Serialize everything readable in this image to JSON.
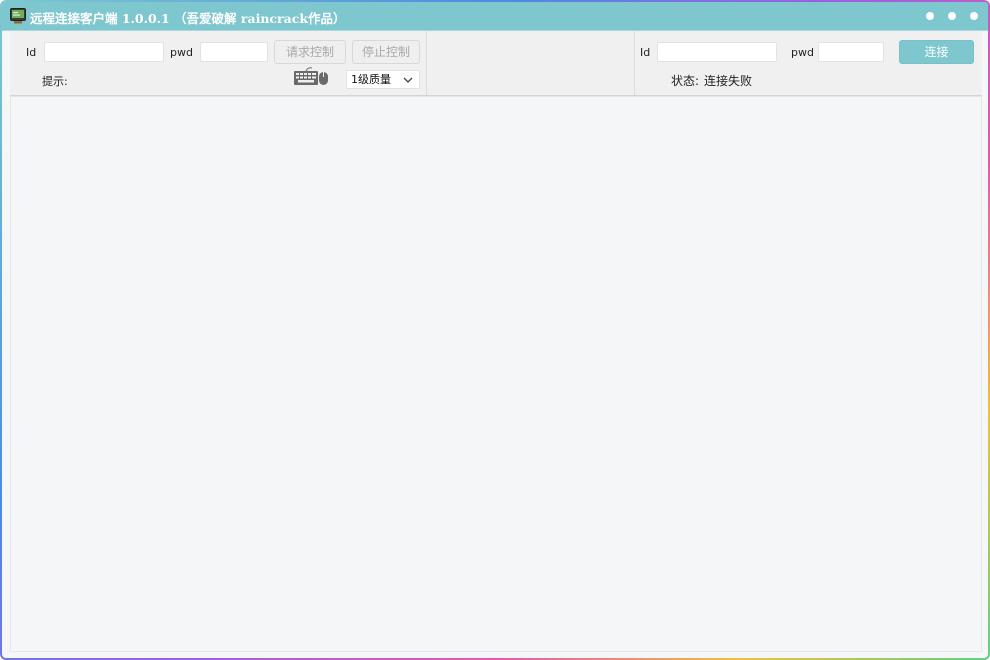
{
  "window": {
    "title": "远程连接客户端 1.0.0.1 （吾爱破解 raincrack作品）",
    "app_icon": "terminal-icon",
    "controls": [
      "minimize-dot",
      "maximize-dot",
      "close-dot"
    ]
  },
  "colors": {
    "accent": "#7fc7cf",
    "background": "#f5f6f8",
    "toolbar": "#f0f0f0"
  },
  "controller": {
    "id_label": "Id",
    "id_value": "",
    "pwd_label": "pwd",
    "pwd_value": "",
    "request_control_label": "请求控制",
    "stop_control_label": "停止控制",
    "hint_label": "提示:",
    "keyboard_icon": "keyboard-mouse-icon",
    "quality_selected": "1级质量"
  },
  "connection": {
    "id_label": "Id",
    "id_value": "",
    "pwd_label": "pwd",
    "pwd_value": "",
    "connect_label": "连接",
    "status_label": "状态:",
    "status_value": "连接失败"
  }
}
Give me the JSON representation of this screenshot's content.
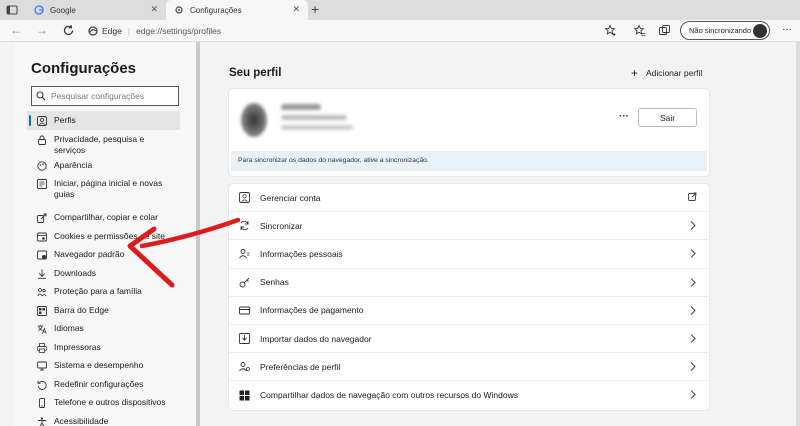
{
  "tabs": [
    {
      "label": "Google",
      "icon": "google-g-icon"
    },
    {
      "label": "Configurações",
      "icon": "gear-icon"
    }
  ],
  "address": {
    "site": "Edge",
    "url": "edge://settings/profiles"
  },
  "sync_pill": "Não sincronizando",
  "sidebar": {
    "title": "Configurações",
    "search_placeholder": "Pesquisar configurações",
    "items": [
      {
        "label": "Perfis",
        "icon": "profile-icon",
        "active": true
      },
      {
        "label": "Privacidade, pesquisa e serviços",
        "icon": "lock-icon"
      },
      {
        "label": "Aparência",
        "icon": "appearance-icon"
      },
      {
        "label": "Iniciar, página inicial e novas guias",
        "icon": "start-page-icon"
      },
      {
        "label": "Compartilhar, copiar e colar",
        "icon": "share-icon"
      },
      {
        "label": "Cookies e permissões de site",
        "icon": "cookies-icon"
      },
      {
        "label": "Navegador padrão",
        "icon": "default-browser-icon"
      },
      {
        "label": "Downloads",
        "icon": "download-icon"
      },
      {
        "label": "Proteção para a família",
        "icon": "family-icon"
      },
      {
        "label": "Barra do Edge",
        "icon": "edge-bar-icon"
      },
      {
        "label": "Idiomas",
        "icon": "language-icon"
      },
      {
        "label": "Impressoras",
        "icon": "printer-icon"
      },
      {
        "label": "Sistema e desempenho",
        "icon": "system-icon"
      },
      {
        "label": "Redefinir configurações",
        "icon": "reset-icon"
      },
      {
        "label": "Telefone e outros dispositivos",
        "icon": "phone-icon"
      },
      {
        "label": "Acessibilidade",
        "icon": "accessibility-icon"
      }
    ]
  },
  "main": {
    "title": "Seu perfil",
    "add_profile": "Adicionar perfil",
    "profile": {
      "sign_out": "Sair",
      "sync_notice": "Para sincronizar os dados do navegador, ative a sincronização."
    },
    "rows": [
      {
        "label": "Gerenciar conta",
        "icon": "account-icon",
        "action": "external-link-icon"
      },
      {
        "label": "Sincronizar",
        "icon": "sync-icon",
        "action": "chevron-right-icon"
      },
      {
        "label": "Informações pessoais",
        "icon": "personal-info-icon",
        "action": "chevron-right-icon"
      },
      {
        "label": "Senhas",
        "icon": "key-icon",
        "action": "chevron-right-icon"
      },
      {
        "label": "Informações de pagamento",
        "icon": "card-icon",
        "action": "chevron-right-icon"
      },
      {
        "label": "Importar dados do navegador",
        "icon": "import-icon",
        "action": "chevron-right-icon"
      },
      {
        "label": "Preferências de perfil",
        "icon": "profile-prefs-icon",
        "action": "chevron-right-icon"
      },
      {
        "label": "Compartilhar dados de navegação com outros recursos do Windows",
        "icon": "windows-icon",
        "action": "chevron-right-icon"
      }
    ]
  },
  "colors": {
    "accent": "#0f6cbd",
    "annotation_arrow": "#e01b1b",
    "sync_banner": "#e9f1f8"
  }
}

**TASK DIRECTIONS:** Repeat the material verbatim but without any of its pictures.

**REPLY TO THE TASK:**
Serialize everything readable in this image to JSON.
{
  "window": {
    "title": "远程连接客户端 1.0.0.1 （吾爱破解 raincrack作品）",
    "app_icon": "terminal-icon",
    "controls": [
      "minimize-dot",
      "maximize-dot",
      "close-dot"
    ]
  },
  "colors": {
    "accent": "#7fc7cf",
    "background": "#f5f6f8",
    "toolbar": "#f0f0f0"
  },
  "controller": {
    "id_label": "Id",
    "id_value": "",
    "pwd_label": "pwd",
    "pwd_value": "",
    "request_control_label": "请求控制",
    "stop_control_label": "停止控制",
    "hint_label": "提示:",
    "keyboard_icon": "keyboard-mouse-icon",
    "quality_selected": "1级质量"
  },
  "connection": {
    "id_label": "Id",
    "id_value": "",
    "pwd_label": "pwd",
    "pwd_value": "",
    "connect_label": "连接",
    "status_label": "状态:",
    "status_value": "连接失败"
  }
}
Give me the JSON representation of this screenshot's content.
{
  "tabs": [
    {
      "label": "Google",
      "icon": "google-g-icon"
    },
    {
      "label": "Configurações",
      "icon": "gear-icon"
    }
  ],
  "address": {
    "site": "Edge",
    "url": "edge://settings/profiles"
  },
  "sync_pill": "Não sincronizando",
  "sidebar": {
    "title": "Configurações",
    "search_placeholder": "Pesquisar configurações",
    "items": [
      {
        "label": "Perfis",
        "icon": "profile-icon",
        "active": true
      },
      {
        "label": "Privacidade, pesquisa e serviços",
        "icon": "lock-icon"
      },
      {
        "label": "Aparência",
        "icon": "appearance-icon"
      },
      {
        "label": "Iniciar, página inicial e novas guias",
        "icon": "start-page-icon"
      },
      {
        "label": "Compartilhar, copiar e colar",
        "icon": "share-icon"
      },
      {
        "label": "Cookies e permissões de site",
        "icon": "cookies-icon"
      },
      {
        "label": "Navegador padrão",
        "icon": "default-browser-icon"
      },
      {
        "label": "Downloads",
        "icon": "download-icon"
      },
      {
        "label": "Proteção para a família",
        "icon": "family-icon"
      },
      {
        "label": "Barra do Edge",
        "icon": "edge-bar-icon"
      },
      {
        "label": "Idiomas",
        "icon": "language-icon"
      },
      {
        "label": "Impressoras",
        "icon": "printer-icon"
      },
      {
        "label": "Sistema e desempenho",
        "icon": "system-icon"
      },
      {
        "label": "Redefinir configurações",
        "icon": "reset-icon"
      },
      {
        "label": "Telefone e outros dispositivos",
        "icon": "phone-icon"
      },
      {
        "label": "Acessibilidade",
        "icon": "accessibility-icon"
      }
    ]
  },
  "main": {
    "title": "Seu perfil",
    "add_profile": "Adicionar perfil",
    "profile": {
      "sign_out": "Sair",
      "sync_notice": "Para sincronizar os dados do navegador, ative a sincronização."
    },
    "rows": [
      {
        "label": "Gerenciar conta",
        "icon": "account-icon",
        "action": "external-link-icon"
      },
      {
        "label": "Sincronizar",
        "icon": "sync-icon",
        "action": "chevron-right-icon"
      },
      {
        "label": "Informações pessoais",
        "icon": "personal-info-icon",
        "action": "chevron-right-icon"
      },
      {
        "label": "Senhas",
        "icon": "key-icon",
        "action": "chevron-right-icon"
      },
      {
        "label": "Informações de pagamento",
        "icon": "card-icon",
        "action": "chevron-right-icon"
      },
      {
        "label": "Importar dados do navegador",
        "icon": "import-icon",
        "action": "chevron-right-icon"
      },
      {
        "label": "Preferências de perfil",
        "icon": "profile-prefs-icon",
        "action": "chevron-right-icon"
      },
      {
        "label": "Compartilhar dados de navegação com outros recursos do Windows",
        "icon": "windows-icon",
        "action": "chevron-right-icon"
      }
    ]
  },
  "colors": {
    "accent": "#0f6cbd",
    "annotation_arrow": "#e01b1b",
    "sync_banner": "#e9f1f8"
  }
}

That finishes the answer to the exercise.